Dataset rows for apps and sites

________

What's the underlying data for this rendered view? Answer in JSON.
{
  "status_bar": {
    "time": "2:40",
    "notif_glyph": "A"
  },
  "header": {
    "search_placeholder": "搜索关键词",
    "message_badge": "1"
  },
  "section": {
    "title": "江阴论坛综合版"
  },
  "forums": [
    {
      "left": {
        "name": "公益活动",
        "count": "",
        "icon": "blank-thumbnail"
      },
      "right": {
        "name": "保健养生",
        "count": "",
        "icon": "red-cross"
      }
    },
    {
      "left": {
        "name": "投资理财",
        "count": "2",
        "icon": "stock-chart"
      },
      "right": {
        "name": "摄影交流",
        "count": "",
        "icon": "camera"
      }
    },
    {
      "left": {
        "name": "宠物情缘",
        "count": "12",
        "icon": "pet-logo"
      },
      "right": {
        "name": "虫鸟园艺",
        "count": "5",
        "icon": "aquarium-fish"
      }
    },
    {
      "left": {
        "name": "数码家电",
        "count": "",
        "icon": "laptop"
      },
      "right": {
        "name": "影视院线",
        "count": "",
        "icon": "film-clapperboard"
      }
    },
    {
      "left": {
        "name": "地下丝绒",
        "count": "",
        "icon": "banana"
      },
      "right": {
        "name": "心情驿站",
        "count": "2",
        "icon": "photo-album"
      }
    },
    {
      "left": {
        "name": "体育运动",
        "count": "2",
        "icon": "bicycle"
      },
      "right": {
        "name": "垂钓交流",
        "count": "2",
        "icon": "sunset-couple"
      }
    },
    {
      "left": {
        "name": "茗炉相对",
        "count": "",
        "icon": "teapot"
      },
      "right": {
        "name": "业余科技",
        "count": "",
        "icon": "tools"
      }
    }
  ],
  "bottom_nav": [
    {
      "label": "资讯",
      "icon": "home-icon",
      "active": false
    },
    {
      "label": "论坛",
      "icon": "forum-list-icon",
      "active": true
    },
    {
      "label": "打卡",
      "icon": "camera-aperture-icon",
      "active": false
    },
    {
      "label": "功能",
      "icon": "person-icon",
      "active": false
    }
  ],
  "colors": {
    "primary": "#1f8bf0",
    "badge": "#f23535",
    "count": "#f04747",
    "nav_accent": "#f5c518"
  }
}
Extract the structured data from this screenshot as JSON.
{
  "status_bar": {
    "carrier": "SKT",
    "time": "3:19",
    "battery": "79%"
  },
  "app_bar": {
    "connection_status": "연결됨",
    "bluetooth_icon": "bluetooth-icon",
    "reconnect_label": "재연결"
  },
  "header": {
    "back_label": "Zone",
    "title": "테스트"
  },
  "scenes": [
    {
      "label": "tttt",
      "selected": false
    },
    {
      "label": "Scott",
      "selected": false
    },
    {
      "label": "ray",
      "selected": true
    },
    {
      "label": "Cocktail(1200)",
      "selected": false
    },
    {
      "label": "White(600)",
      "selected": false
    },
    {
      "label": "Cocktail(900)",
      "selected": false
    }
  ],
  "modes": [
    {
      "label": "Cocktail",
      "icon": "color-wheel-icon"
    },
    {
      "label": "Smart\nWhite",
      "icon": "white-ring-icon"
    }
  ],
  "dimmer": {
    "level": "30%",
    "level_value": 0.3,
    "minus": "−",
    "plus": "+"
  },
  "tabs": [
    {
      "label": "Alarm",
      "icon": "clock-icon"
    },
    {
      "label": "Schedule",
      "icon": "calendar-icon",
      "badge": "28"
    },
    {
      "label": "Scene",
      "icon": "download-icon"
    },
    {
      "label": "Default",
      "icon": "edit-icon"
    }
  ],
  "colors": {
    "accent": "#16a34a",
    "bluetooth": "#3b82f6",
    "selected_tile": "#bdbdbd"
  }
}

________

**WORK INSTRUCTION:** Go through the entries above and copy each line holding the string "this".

**EXERCISE RESULT:**
What's the underlying data for this rendered view? Answer in JSON.
Extract the structured data from this screenshot as JSON.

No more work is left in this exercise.